Technology: The technology is the satisfaction we create for our customers in both the technology products and services that we provide to them. Our job is ensuring technology WOW for our customers in terms of them having the systems and services to do their jobs. We need to provide the right information to the right people at the right time, anywhere they need it. We must to service and support our IT customer with a white glove approach rather than with obstructionist IT bureaucracy. We shall find a way—whenever possible—to say yes or to provide an alternate solution. We will live by the adage of “the customer is always right”.

Recently, in reading the book. “The Scalpel and the Soul” by Dr Allan J. Hamilton, I was reminded that true IT leaders are driven by sincere devotion to mission, customer, and employee.

In the book, Dr. Hamilton recalls the convocation speech to his graduating class at Harvard Medical School by Professor Judah Folkman whose speech to a class of 114 news doctors was “Is There a Doctor in the House?”

Of course there was a doctor in the house, there was 114 doctors, but Professor Folkman was pointing out that “these days, patients were plagued by far too many physicians and too few doctors.” In other words, there are plenty of physicians, but there are few doctors “in whom you put your trust and your life”—those driven by sincere devotion and care for their patients, the success of their medical treatment, and their fellow practitioners.

While an IT leader is not a doctor, the genuine IT leader—like the real doctor—is someone who sincerely cares and acts in the best interests of the organization’s mission, their customers, and their people.

Just like when there is a doctor in the house, the patient is well cared for, so too when there is a genuine IT leader in the C-suite, the organization is enabled for success.

>Management By Walking Around and Enterprise Architecture

>

Enterprise architecture is about planning and governance; it is a leadership function. But after this comes execution — implementation; a management function. And what better way to organize, coordinate, direct, and make things happen “on the ground” than by using management by walking around (MBWA)?

What is MBWA?

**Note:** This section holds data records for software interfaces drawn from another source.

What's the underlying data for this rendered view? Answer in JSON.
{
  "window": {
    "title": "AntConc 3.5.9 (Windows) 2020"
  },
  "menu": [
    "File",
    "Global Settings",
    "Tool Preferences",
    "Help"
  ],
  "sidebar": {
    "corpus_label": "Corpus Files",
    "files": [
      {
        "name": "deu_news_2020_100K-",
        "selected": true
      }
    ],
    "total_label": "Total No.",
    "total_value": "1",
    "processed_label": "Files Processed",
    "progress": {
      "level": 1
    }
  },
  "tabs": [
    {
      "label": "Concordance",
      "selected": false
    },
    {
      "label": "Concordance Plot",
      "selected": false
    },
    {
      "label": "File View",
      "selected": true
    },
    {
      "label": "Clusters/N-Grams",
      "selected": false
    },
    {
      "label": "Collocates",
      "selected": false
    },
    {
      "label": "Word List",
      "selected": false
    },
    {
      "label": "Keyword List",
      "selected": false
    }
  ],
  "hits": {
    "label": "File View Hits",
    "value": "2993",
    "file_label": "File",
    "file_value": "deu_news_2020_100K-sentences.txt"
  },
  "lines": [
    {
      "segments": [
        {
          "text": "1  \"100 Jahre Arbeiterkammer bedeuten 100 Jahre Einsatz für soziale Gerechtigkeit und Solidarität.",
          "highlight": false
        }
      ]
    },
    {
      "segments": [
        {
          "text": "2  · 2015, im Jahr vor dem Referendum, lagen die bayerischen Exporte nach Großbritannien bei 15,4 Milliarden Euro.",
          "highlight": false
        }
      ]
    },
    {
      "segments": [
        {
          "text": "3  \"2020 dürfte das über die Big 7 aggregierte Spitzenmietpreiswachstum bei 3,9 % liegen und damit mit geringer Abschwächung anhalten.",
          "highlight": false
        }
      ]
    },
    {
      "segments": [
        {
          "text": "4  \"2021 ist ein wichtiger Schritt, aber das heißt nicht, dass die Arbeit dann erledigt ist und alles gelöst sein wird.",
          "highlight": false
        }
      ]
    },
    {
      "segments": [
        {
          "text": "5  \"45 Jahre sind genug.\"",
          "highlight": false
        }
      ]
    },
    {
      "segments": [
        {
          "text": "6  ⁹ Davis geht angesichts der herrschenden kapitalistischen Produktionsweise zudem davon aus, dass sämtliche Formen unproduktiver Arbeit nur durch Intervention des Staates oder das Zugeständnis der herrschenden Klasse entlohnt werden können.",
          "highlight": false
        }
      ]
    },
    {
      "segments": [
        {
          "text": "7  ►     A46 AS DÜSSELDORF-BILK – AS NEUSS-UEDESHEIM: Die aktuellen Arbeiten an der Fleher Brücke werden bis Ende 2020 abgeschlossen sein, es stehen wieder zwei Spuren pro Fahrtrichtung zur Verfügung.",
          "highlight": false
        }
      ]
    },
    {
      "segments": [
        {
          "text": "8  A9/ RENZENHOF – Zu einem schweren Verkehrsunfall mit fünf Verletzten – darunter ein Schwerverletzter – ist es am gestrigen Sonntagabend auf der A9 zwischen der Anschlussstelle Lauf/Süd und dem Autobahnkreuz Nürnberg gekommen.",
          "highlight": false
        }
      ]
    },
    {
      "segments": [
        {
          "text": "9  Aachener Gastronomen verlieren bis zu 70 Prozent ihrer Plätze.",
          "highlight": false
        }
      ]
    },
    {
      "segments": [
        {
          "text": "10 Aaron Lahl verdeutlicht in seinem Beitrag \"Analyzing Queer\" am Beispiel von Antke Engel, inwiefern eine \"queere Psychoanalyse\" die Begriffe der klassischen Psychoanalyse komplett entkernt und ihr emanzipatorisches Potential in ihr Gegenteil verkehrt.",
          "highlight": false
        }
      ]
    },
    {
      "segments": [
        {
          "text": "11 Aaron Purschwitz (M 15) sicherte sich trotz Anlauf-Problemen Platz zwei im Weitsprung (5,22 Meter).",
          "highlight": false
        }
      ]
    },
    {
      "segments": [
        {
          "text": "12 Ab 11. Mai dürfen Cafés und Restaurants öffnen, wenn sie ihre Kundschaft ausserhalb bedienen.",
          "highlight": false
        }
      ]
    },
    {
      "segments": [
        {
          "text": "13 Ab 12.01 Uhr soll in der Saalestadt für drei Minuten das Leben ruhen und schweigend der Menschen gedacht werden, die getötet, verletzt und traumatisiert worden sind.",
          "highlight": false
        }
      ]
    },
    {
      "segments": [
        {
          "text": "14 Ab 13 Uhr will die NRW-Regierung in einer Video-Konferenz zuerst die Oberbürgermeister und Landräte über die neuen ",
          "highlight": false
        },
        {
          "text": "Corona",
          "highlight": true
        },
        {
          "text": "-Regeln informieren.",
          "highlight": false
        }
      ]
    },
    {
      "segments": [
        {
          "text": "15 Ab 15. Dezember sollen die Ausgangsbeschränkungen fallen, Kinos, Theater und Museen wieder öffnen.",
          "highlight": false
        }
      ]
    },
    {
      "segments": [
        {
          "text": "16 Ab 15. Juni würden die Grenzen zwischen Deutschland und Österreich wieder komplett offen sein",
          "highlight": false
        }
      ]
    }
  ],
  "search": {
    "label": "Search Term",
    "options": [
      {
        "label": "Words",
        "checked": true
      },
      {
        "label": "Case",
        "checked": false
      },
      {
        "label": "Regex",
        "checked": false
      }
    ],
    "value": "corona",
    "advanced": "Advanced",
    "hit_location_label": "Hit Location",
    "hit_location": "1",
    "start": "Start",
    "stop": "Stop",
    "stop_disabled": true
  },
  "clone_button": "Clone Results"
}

MBWA is about getting managers out of their lofty, ivory tower offices and spending time with “the troops.” In MBWA, managers literally make their way around to their staff and spend time talking with them, learning, guiding, building relationships, and motivating. MBWA is about being in regular touch with your people; having straight-talking and trusting dialogue. These are impromptu conversations and informal “coffee talks,” rather than planned, scheduled, agenda-driven meetings. It is a way to understand what employees are facing and experiencing and as the same time to build purpose, team, and keep things “on track”.

Where did MBWA come from?

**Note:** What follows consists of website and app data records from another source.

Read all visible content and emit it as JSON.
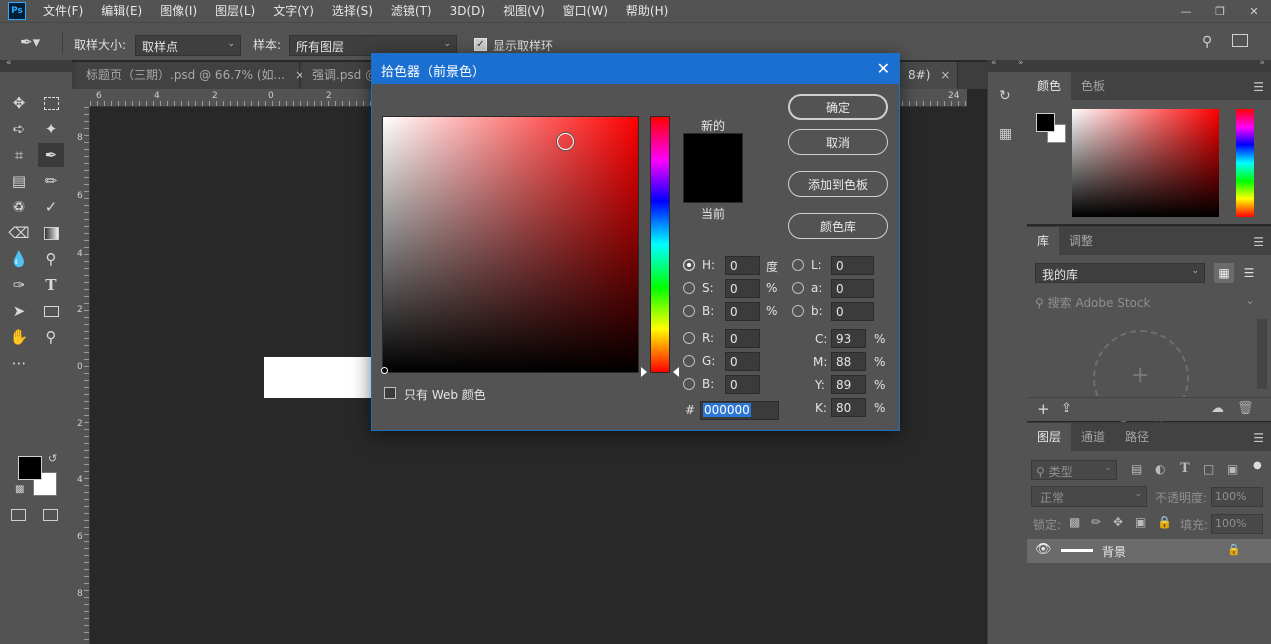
{
  "menubar": {
    "app_icon": "Ps",
    "items": [
      "文件(F)",
      "编辑(E)",
      "图像(I)",
      "图层(L)",
      "文字(Y)",
      "选择(S)",
      "滤镜(T)",
      "3D(D)",
      "视图(V)",
      "窗口(W)",
      "帮助(H)"
    ]
  },
  "options": {
    "sample_size_label": "取样大小:",
    "sample_size_value": "取样点",
    "sample_label": "样本:",
    "sample_value": "所有图层",
    "show_ring_label": "显示取样环"
  },
  "tabs": [
    {
      "label": "标题页（三期）.psd @ 66.7% (如...",
      "close": "×"
    },
    {
      "label": "强调.psd @",
      "close": ""
    },
    {
      "label": "8#)",
      "close": "×"
    }
  ],
  "ruler_h": [
    "6",
    "4",
    "2",
    "0",
    "2",
    "24"
  ],
  "ruler_v": [
    "8",
    "6",
    "4",
    "2",
    "0",
    "2",
    "4",
    "6",
    "8"
  ],
  "dialog": {
    "title": "拾色器（前景色）",
    "close": "✕",
    "new_label": "新的",
    "current_label": "当前",
    "buttons": {
      "ok": "确定",
      "cancel": "取消",
      "add_swatch": "添加到色板",
      "libraries": "颜色库"
    },
    "web_only_label": "只有 Web 颜色",
    "hsb": {
      "h_label": "H:",
      "h_value": "0",
      "h_unit": "度",
      "s_label": "S:",
      "s_value": "0",
      "s_unit": "%",
      "b_label": "B:",
      "b_value": "0",
      "b_unit": "%"
    },
    "rgb": {
      "r_label": "R:",
      "r_value": "0",
      "g_label": "G:",
      "g_value": "0",
      "b_label": "B:",
      "b_value": "0"
    },
    "lab": {
      "l_label": "L:",
      "l_value": "0",
      "a_label": "a:",
      "a_value": "0",
      "b_label": "b:",
      "b_value": "0"
    },
    "cmyk": {
      "c_label": "C:",
      "c_value": "93",
      "m_label": "M:",
      "m_value": "88",
      "y_label": "Y:",
      "y_value": "89",
      "k_label": "K:",
      "k_value": "80",
      "unit": "%"
    },
    "hex_label": "#",
    "hex_value": "000000",
    "selected_radio": "H",
    "hue_base_color": "#ff0000",
    "new_color": "#000000",
    "current_color": "#000000"
  },
  "panels": {
    "color": {
      "tabs": [
        "颜色",
        "色板"
      ]
    },
    "library": {
      "tabs": [
        "库",
        "调整"
      ],
      "library_select": "我的库",
      "search_placeholder": "搜索 Adobe Stock"
    },
    "layers": {
      "tabs": [
        "图层",
        "通道",
        "路径"
      ],
      "filter_label": "类型",
      "blend_mode": "正常",
      "opacity_label": "不透明度:",
      "opacity_value": "100%",
      "lock_label": "锁定:",
      "fill_label": "填充:",
      "fill_value": "100%",
      "layer_name": "背景"
    }
  },
  "accent_color": "#1a6fd1"
}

“As HP grows [in the 1940s], Bill Hewlett and Dave Packard create a management style that forms the basis of HP‘s famously open corporate culture and influences how scores of later technology companies will do business. Dave practices a management technique — eventually dubbed “management by walking around” — which is marked by personal involvement, good listening skills and the recognition that ‘everyone in an organization wants to do a good job.’” (http://www.hp.com/hpinfo/abouthp/histnfacts/timeline/hist_40s.html)

Later in the 1980s, Tom Peters promoted MBWA as a way for organizations to “find greater success interacting with employees and customers than by remaining in isolation from them. Rather than micromanaging employees, MBWA allowed management to informally communicate with employees and to coordinate at a more personal level.”

(BI Review Magazine, 3 December 2007)

How is MBWA most effective?

According to futurecents.com, here are some guidelines for effective MBWA:

  • Do it to everyone
  • Do it as often as you can
  • Go by yourself (one on one)
  • Ask questions
  • Watch and listen
  • Share your vision
  • Try out their work
  • Bring good news (successes, positive initiatives, share optimism)
  • Thank people
  • Don’t be critical

With MBWA helping managers and staff to connect, communicate, and carry out, enterprise architecture plans and governance have a much better opportunity to succeed in the day-to-day lives of the users being asked to execute.